* **Your task**: Each entry below is to be copied verbatim, with no line missing.

[Records contained in a dataset]

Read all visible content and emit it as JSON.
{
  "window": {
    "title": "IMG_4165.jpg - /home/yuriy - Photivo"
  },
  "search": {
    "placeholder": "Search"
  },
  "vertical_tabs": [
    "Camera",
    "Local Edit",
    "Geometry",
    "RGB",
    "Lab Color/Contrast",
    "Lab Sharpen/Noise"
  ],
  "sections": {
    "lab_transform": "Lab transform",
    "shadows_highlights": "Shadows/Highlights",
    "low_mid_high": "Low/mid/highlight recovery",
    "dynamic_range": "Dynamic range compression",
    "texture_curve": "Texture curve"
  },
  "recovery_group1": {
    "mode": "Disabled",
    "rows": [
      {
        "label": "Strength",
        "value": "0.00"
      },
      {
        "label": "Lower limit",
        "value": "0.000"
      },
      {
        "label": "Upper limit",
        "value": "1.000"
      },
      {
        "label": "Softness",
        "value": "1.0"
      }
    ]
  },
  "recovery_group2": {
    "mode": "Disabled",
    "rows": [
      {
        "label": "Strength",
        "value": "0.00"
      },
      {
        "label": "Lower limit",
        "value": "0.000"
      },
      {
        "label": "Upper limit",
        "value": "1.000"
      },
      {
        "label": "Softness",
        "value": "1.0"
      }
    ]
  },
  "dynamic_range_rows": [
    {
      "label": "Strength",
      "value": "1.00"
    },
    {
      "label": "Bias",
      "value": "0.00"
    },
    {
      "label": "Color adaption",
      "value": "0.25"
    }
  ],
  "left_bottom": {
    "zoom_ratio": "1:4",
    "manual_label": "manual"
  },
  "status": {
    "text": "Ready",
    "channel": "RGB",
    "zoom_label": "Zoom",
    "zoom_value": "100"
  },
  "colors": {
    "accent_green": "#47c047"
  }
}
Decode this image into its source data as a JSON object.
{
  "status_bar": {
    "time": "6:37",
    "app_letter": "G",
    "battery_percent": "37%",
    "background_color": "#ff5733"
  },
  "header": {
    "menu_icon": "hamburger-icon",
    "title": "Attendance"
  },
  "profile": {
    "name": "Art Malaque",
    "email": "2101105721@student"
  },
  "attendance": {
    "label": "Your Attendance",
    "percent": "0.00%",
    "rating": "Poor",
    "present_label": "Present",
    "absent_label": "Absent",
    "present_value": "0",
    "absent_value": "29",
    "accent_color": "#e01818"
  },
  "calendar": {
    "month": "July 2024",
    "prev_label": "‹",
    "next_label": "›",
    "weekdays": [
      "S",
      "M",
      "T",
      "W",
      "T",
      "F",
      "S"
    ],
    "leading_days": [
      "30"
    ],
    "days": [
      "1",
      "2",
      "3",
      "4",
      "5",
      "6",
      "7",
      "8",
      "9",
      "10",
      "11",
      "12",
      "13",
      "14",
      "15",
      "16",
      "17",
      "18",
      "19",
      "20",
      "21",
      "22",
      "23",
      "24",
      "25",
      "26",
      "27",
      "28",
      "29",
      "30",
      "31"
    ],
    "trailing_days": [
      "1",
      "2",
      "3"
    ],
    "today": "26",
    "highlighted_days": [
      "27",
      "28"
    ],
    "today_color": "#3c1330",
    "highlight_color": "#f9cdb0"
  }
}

* **Result of the task**:
Read all visible content and emit it as JSON.
{
  "window": {
    "title": "IMG_4165.jpg - /home/yuriy - Photivo"
  },
  "search": {
    "placeholder": "Search"
  },
  "vertical_tabs": [
    "Camera",
    "Local Edit",
    "Geometry",
    "RGB",
    "Lab Color/Contrast",
    "Lab Sharpen/Noise"
  ],
  "sections": {
    "lab_transform": "Lab transform",
    "shadows_highlights": "Shadows/Highlights",
    "low_mid_high": "Low/mid/highlight recovery",
    "dynamic_range": "Dynamic range compression",
    "texture_curve": "Texture curve"
  },
  "recovery_group1": {
    "mode": "Disabled",
    "rows": [
      {
        "label": "Strength",
        "value": "0.00"
      },
      {
        "label": "Lower limit",
        "value": "0.000"
      },
      {
        "label": "Upper limit",
        "value": "1.000"
      },
      {
        "label": "Softness",
        "value": "1.0"
      }
    ]
  },
  "recovery_group2": {
    "mode": "Disabled",
    "rows": [
      {
        "label": "Strength",
        "value": "0.00"
      },
      {
        "label": "Lower limit",
        "value": "0.000"
      },
      {
        "label": "Upper limit",
        "value": "1.000"
      },
      {
        "label": "Softness",
        "value": "1.0"
      }
    ]
  },
  "dynamic_range_rows": [
    {
      "label": "Strength",
      "value": "1.00"
    },
    {
      "label": "Bias",
      "value": "0.00"
    },
    {
      "label": "Color adaption",
      "value": "0.25"
    }
  ],
  "left_bottom": {
    "zoom_ratio": "1:4",
    "manual_label": "manual"
  },
  "status": {
    "text": "Ready",
    "channel": "RGB",
    "zoom_label": "Zoom",
    "zoom_value": "100"
  },
  "colors": {
    "accent_green": "#47c047"
  }
}
Decode this image into its source data as a JSON object.
{
  "status_bar": {
    "time": "6:37",
    "app_letter": "G",
    "battery_percent": "37%",
    "background_color": "#ff5733"
  },
  "header": {
    "menu_icon": "hamburger-icon",
    "title": "Attendance"
  },
  "profile": {
    "name": "Art Malaque",
    "email": "2101105721@student"
  },
  "attendance": {
    "label": "Your Attendance",
    "percent": "0.00%",
    "rating": "Poor",
    "present_label": "Present",
    "absent_label": "Absent",
    "present_value": "0",
    "absent_value": "29",
    "accent_color": "#e01818"
  },
  "calendar": {
    "month": "July 2024",
    "prev_label": "‹",
    "next_label": "›",
    "weekdays": [
      "S",
      "M",
      "T",
      "W",
      "T",
      "F",
      "S"
    ],
    "leading_days": [
      "30"
    ],
    "days": [
      "1",
      "2",
      "3",
      "4",
      "5",
      "6",
      "7",
      "8",
      "9",
      "10",
      "11",
      "12",
      "13",
      "14",
      "15",
      "16",
      "17",
      "18",
      "19",
      "20",
      "21",
      "22",
      "23",
      "24",
      "25",
      "26",
      "27",
      "28",
      "29",
      "30",
      "31"
    ],
    "trailing_days": [
      "1",
      "2",
      "3"
    ],
    "today": "26",
    "highlighted_days": [
      "27",
      "28"
    ],
    "today_color": "#3c1330",
    "highlight_color": "#f9cdb0"
  }
}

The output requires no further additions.